Image Credit: Thomas Carothers

Image Credit: Thomas Carothers


Book Project

Combating Corruption in Authoritarian Regimes

            How and why do authoritarian regimes succeed in curbing corruption? Scholars generally assume that autocrats will not curb government corruption because they benefit from it and curbing it would require ceding power to democratic or quasi-democratic institutions. However, authoritarian anti-corruption reform, though not the norm, is too common to be called exceptional and often too impactful to be written off as a political charade.

            I find that authoritarian anti-corruption efforts succeed when motivated autocrats enjoy high discretionary authority and can command a capable state apparatus. This strong leader–strong state combination is effective because it allows autocrats to employ a decidedly authoritarian playbook for reform. While democracies curb corruption by strengthening institutions like checks and balances and the rule of law, the authoritarian playbook relies on centralized executive power to disrupt entrenched corruption. I find that autocrats curb corruption in order to support broader revolutionary or developmental state-building projects, though they often have other motives as well. Through the authoritarian playbook, autocrats can advance these state-building projects without ceding power and strengthen their regimes. These findings are based on controlled comparisons of nine authoritarian anti-corruption efforts of varying levels of success in China, South Korea, and Taiwan, as well as, to a lesser extent, analysis of cases in 12 other nondemocracies. The research for this study included archival research, expert and elite interviews, and the use of written primary and secondary sources in Chinese and Korean.
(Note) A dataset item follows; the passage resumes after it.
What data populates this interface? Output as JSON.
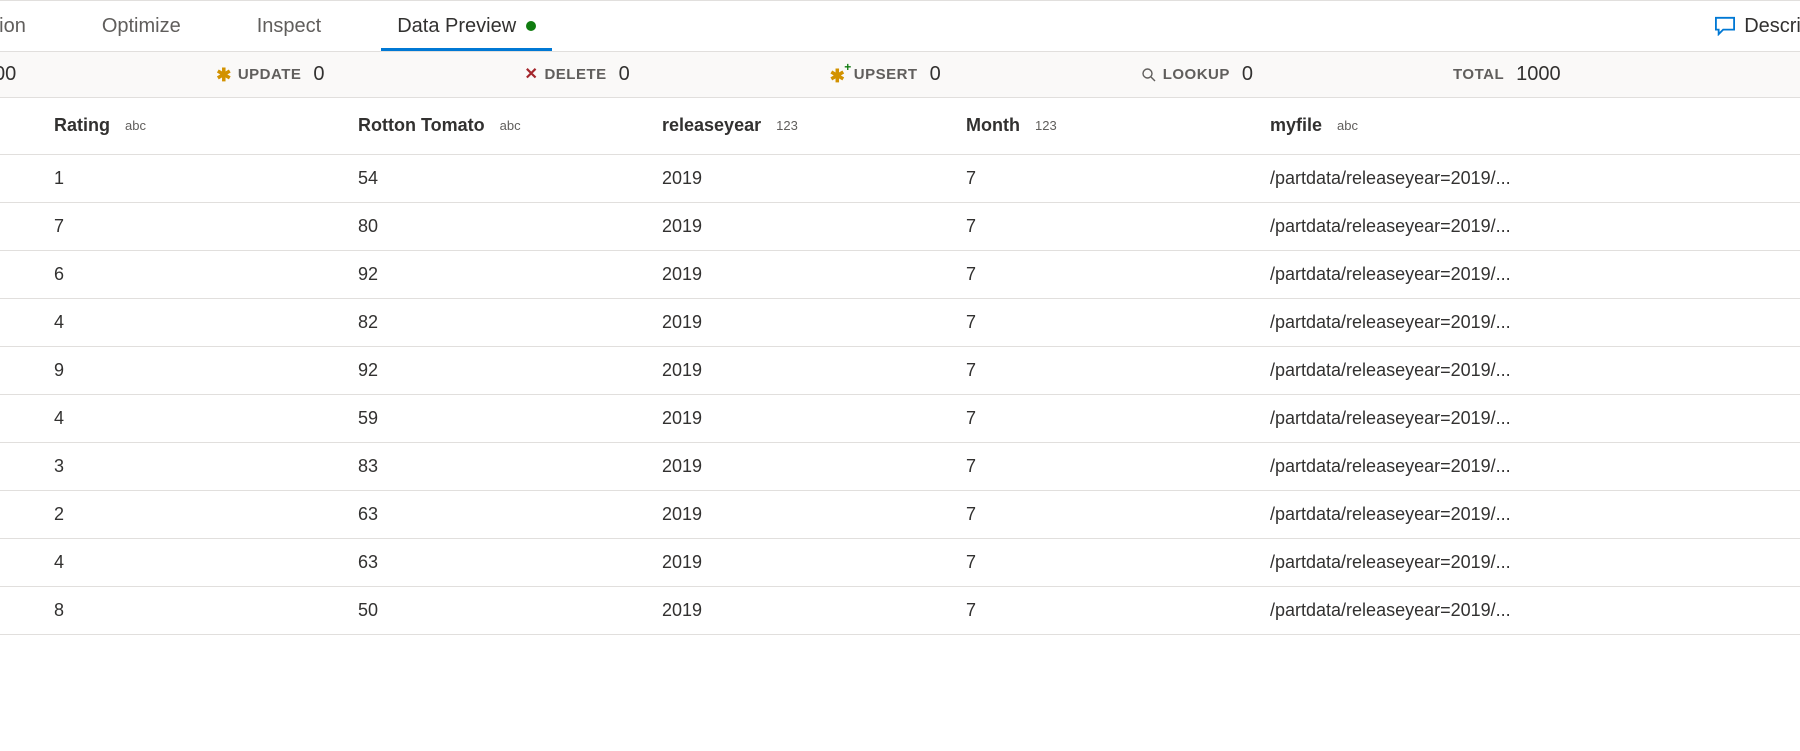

            This study makes several contributions. First, authoritarian regimes often try to curb corruption and benefit from corruption control successes. Second, high discretionary authority is critical to anti-corruption success, suggesting that under certain conditions personalism is an authoritarian asset, rather than a liability. Third, quasi-democratic institutions, like semi-competitive elections, constrain autocrats and hinder anti-corruption efforts. This point cuts against the increasingly common argument that autocrats can manipulate quasi-democratic institutions to strengthen their regimes. Finally, this study’s analysis of authoritarian corruption control demonstrates the broader point that a regime’s durability depends, even more than on its origins, on its continuing ability to reform and strengthen itself.